WHAT THE EXERCISE ASKS: Find the lines below that include the word "JSON" and report how many there are, with no other text.

PROVIDED DATA:
--- --- ---

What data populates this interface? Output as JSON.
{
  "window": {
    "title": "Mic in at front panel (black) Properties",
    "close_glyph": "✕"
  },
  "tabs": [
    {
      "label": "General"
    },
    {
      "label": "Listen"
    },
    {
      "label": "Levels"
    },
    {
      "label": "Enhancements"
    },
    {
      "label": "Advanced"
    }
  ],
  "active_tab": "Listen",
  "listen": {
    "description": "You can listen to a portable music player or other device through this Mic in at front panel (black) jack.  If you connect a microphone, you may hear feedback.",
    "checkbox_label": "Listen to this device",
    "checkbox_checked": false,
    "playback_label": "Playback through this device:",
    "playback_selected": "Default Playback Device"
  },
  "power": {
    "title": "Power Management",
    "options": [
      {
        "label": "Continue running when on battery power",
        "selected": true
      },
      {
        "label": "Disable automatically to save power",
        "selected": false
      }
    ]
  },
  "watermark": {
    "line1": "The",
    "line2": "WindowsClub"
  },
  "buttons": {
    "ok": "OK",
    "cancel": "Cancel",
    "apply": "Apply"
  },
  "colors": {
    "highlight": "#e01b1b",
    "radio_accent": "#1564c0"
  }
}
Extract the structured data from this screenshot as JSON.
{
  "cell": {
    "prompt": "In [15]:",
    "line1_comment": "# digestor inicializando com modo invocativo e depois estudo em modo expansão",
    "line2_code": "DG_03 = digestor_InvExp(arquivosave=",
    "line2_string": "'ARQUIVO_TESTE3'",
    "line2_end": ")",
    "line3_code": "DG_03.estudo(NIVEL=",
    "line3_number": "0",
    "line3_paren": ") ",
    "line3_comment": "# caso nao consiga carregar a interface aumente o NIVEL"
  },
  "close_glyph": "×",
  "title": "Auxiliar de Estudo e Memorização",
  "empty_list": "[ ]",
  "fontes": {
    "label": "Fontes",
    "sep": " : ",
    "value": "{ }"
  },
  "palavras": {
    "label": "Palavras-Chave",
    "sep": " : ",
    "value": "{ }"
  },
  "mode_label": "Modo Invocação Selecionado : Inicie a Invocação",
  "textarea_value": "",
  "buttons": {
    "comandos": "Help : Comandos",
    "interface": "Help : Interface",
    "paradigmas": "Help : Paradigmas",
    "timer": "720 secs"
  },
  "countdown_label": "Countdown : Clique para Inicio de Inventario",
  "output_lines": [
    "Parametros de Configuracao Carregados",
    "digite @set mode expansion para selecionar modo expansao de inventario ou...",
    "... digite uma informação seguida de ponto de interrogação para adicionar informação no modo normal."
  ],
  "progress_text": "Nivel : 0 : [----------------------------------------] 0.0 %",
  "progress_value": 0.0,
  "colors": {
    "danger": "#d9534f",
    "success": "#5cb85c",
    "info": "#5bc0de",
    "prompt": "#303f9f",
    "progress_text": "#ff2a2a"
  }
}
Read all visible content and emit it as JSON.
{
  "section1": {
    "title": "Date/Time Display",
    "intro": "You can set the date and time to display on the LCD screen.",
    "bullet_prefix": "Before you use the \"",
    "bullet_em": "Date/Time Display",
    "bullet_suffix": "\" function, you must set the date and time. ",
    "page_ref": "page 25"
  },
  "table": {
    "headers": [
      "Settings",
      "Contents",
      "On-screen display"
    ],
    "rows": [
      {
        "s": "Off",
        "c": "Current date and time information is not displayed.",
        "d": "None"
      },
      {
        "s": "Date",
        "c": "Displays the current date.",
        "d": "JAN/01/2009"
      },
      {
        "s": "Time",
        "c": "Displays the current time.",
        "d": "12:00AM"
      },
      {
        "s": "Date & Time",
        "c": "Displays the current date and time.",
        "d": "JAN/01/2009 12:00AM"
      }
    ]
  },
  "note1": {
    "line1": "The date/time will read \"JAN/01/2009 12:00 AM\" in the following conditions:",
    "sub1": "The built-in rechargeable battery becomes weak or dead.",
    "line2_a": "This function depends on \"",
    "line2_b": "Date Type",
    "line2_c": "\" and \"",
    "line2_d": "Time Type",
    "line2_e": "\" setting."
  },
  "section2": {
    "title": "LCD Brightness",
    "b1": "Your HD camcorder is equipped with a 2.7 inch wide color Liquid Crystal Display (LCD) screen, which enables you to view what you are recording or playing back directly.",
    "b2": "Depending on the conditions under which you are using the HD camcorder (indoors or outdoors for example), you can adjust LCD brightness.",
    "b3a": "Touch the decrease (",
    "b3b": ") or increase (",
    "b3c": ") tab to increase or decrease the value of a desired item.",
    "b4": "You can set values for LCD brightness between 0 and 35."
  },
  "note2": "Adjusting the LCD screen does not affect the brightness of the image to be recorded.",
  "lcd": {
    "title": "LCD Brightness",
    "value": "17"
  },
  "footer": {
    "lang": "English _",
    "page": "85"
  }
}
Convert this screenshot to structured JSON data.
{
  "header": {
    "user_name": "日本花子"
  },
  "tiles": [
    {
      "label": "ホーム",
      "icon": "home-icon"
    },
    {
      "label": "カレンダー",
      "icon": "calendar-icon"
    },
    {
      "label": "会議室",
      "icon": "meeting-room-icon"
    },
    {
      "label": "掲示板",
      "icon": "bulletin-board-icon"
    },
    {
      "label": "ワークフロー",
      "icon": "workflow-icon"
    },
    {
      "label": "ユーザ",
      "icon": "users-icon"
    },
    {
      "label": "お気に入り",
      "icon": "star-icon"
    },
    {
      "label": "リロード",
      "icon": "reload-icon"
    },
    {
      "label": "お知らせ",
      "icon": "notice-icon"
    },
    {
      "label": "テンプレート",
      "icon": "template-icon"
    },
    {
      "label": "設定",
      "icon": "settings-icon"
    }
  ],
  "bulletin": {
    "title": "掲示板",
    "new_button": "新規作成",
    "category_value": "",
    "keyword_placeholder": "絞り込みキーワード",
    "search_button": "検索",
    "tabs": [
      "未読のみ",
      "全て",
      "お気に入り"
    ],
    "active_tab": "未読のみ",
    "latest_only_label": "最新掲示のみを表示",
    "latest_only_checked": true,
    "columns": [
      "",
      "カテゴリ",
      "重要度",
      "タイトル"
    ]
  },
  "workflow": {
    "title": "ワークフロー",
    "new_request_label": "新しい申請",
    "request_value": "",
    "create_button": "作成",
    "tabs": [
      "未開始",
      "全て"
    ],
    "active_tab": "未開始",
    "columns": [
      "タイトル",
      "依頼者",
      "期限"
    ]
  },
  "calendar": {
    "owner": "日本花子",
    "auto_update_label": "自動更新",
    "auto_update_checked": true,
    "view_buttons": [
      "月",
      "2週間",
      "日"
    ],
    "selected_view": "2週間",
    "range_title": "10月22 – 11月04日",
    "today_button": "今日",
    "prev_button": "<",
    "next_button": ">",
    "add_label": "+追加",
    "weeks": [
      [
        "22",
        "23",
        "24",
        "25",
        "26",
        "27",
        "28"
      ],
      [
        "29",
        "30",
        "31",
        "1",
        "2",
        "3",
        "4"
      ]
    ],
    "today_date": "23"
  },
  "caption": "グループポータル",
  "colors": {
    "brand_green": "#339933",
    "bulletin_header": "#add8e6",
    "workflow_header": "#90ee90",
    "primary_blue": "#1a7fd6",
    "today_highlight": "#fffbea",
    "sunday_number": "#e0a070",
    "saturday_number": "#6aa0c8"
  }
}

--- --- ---

YOUR RESPONSE: 4